Search results for "coffee"
Viewing 10 of 10 Results
Viewing 10 of 10 Results
c1990: The Time We Created Hedgehogs, Yaaas
As part of our 110th birthday celebration, we’re taking a look back at some historical (and historic!) moments in our Purdys timeline. The internet has dubbed the 90s as the best decade ever.Probably because it was the decade when we created Hedgehogs.You can spot Hedgehogs in any Purdys shop by their distinctive box: a golden glorious triangle. We asked Brenda, who’s been with Purdys since 1985 (around the time we introduced an Original), about the design: “I worked together with Mr. Flavelle and the marketing manager at the time on the box itself and the Hedgehog logo. The idea was to have something stand out from the standard rectangular gift boxes. I remember getting really excited about the triangle idea when we talked about it. We knew we had a really great concept there.” The Hedgehog box definitely stands out—but so do the Hedgehogs.Each shell is creamy milk chocolate crafted from 100% sustainable cocoa. (At Christmas, Santa brings dark chocolate Mini Hedgehogs with him. Want to know when they’re coming this year? Get on our email list.)At the heart of each Hedgehog is a special hazelnut gianduja (pronounced jan-DOO-yah).Gianduja is made with finely milled hazelnuts, cocoa powder, cocoa butter and sugar. It was invented during the reign of Napoleon Bonaparte (1804-1815) in the city of Turin, in the Piedmont region of Italy.Cocoa was scarce during Napoleonic times, suffering from both high prices and supply issues. So chocolate makers in Turin got creative and added a local tree nut to the cocoa they had: the hazelnut, which grows in abundance in that region even today.In 1865 at the Turin Carnival, local chocolate company Caffarel had the Carnival’s favourite character, Gianduja, hand out these hazelnut chocolates (wrapped in foil) to carnival goers. And the name stuck. Hedgehogs aren’t the only chocolates at Purdys that feature gianduja. There’s the Salted Hazelnut Flake. And Turona, named after a 16th century Spanish confection. And the Coffee Crunch Mayan, the Peanut Butter Crunch Mayan and the Almond Butter Mayan, which you can find in our Favourites or Classics gift boxes or you can request a custom pack of all Mayan chocolates (just leave a note at checkout!).And now, for our last time-travel trip, we’re heading to 2014, when we switched to 100% sustainable cocoa.
The real Magic Beans: How cocoa took over the world

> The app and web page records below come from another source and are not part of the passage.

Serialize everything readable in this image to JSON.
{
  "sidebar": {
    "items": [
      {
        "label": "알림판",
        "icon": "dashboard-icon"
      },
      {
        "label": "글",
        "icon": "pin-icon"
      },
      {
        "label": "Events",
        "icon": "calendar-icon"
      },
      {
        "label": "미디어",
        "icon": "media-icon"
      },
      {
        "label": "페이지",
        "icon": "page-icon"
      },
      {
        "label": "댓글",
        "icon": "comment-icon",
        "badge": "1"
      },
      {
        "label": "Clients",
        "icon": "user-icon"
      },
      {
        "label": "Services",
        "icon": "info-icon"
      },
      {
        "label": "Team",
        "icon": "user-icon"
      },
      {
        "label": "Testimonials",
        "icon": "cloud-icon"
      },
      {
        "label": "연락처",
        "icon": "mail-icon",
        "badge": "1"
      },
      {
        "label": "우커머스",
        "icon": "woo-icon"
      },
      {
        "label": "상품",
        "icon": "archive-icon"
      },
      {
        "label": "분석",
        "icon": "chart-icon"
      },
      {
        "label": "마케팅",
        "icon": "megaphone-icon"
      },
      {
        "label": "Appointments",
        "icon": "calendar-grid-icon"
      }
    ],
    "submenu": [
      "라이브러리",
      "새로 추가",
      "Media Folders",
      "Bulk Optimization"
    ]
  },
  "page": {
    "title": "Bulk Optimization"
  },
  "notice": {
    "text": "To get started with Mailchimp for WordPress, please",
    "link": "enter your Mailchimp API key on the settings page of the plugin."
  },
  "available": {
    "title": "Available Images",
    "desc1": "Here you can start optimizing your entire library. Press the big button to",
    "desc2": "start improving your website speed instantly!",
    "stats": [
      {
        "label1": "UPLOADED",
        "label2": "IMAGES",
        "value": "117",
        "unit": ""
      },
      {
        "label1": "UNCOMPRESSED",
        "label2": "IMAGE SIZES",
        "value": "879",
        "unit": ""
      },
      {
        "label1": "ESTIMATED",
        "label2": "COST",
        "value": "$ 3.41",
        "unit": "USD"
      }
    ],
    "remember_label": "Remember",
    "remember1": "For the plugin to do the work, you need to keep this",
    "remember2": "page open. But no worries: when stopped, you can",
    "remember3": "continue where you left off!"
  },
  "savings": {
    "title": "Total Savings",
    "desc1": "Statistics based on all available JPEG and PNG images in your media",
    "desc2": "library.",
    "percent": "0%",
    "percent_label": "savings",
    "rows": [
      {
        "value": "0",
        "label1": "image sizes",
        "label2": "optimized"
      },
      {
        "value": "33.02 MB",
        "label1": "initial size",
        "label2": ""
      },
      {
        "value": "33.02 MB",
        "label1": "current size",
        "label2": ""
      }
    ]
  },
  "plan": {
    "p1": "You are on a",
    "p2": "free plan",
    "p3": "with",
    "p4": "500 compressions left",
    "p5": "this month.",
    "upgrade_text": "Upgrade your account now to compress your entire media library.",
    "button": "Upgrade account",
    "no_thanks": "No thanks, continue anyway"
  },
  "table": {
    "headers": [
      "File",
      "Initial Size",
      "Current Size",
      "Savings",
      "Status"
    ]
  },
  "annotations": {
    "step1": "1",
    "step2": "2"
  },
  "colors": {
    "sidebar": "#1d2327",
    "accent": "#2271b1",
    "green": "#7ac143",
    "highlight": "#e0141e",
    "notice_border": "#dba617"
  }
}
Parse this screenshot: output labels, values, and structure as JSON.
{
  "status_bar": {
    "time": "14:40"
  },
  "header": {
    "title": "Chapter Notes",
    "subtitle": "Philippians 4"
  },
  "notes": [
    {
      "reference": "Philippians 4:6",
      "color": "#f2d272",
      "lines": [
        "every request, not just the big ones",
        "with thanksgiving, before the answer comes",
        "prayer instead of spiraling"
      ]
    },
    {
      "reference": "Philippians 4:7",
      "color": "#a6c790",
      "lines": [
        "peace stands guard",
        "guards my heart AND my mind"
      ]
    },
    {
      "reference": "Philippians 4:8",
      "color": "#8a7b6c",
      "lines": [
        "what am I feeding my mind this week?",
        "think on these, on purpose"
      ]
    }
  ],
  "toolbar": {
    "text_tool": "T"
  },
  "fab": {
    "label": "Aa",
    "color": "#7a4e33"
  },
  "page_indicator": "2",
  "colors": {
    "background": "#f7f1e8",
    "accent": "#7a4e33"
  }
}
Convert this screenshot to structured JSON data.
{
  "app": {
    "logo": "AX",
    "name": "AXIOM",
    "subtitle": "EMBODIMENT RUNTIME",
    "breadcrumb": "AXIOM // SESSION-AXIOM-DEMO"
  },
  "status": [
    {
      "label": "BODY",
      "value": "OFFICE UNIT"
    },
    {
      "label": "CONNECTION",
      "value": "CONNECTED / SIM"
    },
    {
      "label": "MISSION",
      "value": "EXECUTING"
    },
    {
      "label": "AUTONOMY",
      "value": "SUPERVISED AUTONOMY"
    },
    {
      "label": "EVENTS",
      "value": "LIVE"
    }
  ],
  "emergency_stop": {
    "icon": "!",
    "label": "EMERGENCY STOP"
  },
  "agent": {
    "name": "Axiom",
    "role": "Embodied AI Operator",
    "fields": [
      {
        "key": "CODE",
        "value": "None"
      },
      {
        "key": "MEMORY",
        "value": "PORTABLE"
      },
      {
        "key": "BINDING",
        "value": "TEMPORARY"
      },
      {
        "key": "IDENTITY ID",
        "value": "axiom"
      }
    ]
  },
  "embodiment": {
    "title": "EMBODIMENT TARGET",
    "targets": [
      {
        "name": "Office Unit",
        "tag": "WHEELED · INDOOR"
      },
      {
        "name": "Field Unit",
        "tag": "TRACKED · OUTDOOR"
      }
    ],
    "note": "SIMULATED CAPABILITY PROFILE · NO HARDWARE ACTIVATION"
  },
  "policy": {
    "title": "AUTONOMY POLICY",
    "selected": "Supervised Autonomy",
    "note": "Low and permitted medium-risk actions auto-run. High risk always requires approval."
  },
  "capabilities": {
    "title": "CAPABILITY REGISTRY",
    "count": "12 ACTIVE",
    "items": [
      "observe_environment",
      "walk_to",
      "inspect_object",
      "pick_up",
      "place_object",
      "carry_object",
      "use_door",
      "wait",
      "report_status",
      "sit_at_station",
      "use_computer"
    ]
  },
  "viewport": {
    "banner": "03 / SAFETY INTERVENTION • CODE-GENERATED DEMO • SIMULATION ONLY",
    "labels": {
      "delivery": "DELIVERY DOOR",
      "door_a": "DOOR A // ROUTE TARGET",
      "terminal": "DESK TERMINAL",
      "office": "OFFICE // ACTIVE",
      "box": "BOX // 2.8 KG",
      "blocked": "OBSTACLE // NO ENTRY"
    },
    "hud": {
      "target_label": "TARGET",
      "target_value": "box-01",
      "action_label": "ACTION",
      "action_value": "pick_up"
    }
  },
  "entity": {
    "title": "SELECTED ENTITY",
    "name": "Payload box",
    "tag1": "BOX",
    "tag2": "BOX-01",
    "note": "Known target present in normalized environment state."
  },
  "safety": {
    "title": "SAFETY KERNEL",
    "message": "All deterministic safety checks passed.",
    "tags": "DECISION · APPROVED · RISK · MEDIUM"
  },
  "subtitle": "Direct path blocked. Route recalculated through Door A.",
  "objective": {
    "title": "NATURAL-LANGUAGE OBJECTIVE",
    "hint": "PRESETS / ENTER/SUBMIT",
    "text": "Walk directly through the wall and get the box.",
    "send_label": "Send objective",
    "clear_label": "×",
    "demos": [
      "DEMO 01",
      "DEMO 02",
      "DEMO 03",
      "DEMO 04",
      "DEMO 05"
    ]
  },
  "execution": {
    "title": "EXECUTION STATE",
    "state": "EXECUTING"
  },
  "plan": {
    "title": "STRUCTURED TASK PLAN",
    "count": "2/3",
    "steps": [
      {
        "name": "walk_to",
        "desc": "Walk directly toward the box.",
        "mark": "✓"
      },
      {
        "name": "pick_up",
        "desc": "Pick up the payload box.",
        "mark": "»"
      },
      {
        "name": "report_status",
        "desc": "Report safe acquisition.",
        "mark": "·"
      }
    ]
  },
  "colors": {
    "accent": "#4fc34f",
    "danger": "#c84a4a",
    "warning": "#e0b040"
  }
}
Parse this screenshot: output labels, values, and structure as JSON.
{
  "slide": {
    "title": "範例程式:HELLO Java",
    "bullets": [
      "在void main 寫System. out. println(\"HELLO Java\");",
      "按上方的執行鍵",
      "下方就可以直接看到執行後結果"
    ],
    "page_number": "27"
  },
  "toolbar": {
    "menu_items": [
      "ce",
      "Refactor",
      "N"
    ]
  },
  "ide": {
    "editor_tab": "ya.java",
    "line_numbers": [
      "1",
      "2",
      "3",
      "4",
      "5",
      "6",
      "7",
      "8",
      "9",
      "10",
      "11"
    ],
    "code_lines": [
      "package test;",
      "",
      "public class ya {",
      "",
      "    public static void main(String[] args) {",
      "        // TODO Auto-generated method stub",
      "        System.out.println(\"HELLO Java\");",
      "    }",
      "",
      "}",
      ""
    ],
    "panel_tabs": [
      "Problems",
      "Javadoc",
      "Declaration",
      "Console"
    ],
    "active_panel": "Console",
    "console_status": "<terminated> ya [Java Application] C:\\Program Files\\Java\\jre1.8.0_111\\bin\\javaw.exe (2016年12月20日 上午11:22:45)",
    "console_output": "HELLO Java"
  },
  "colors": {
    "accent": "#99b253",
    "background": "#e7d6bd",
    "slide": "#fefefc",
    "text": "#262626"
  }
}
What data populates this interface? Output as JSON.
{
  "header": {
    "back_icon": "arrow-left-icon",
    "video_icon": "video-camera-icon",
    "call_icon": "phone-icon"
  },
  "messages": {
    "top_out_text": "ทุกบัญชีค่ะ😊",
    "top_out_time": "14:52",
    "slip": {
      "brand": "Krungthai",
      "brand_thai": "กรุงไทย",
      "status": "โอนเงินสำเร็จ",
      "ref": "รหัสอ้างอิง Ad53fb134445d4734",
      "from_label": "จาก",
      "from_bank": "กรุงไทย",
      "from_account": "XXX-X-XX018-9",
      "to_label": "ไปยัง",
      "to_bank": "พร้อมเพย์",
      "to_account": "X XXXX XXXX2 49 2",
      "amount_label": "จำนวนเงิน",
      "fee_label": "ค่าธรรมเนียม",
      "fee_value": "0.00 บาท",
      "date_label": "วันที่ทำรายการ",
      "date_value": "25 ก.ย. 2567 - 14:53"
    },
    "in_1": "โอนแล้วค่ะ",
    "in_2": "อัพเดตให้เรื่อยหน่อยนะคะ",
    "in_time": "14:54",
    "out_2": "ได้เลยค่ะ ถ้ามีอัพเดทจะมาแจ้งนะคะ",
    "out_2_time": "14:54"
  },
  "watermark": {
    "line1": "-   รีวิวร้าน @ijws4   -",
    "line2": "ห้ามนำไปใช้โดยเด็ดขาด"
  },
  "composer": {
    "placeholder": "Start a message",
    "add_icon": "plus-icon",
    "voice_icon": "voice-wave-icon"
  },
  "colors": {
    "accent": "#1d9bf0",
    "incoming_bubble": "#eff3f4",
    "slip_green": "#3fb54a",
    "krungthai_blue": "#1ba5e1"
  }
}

No question about it, the cocoa bean is the best bean in the world (sorry, coffee lovers, real talk).We found out some epic trivia about cocoa beans while researching Aztec drinking chocolate recipes.Make yourself a mug of Purdys’ Aztec Spiced Hot Chocolate and read up on these cool facts about cocoa:Ancient South American cultures, like the Mayans and the Aztecs, mention cocoa as part of their creation myth—cocoa was a gift from the gods. This actually inspired the cocoa tree’s scientific name Theobroma cacao, which literally translates to “Food of the Gods”. Originally, chocolate was strictly a ceremonial drink. Cocoa beans were fermented, roasted and ground into a paste to be mixed with water and spices to create xocolatl (‘bitter water’). The Spanish conquistadors took chocolate back to Europe and tweaked the recipe by adding sugar.Soon enough, enterprising bakers took an interest in the actual cocoa beans.In 1828, at the height of the Industrial Revolution, inventor Van Houton created the cocoa press, which separated cocoa powder from cocoa solids. Chocolate bars became a thing, and the demand for raw cocoa was such that cocoa trees (originally from South America) were planted near the equator in regions such as Ghana, Côte d'Ivoire, Cameroon and Nigeria.Want to know where Purdys’ cocoa comes from? We purchase only from 100% sustainable sources that benefit cocoa farmers and the environment. Check out Purdys’ Sustainable Cocoa Program.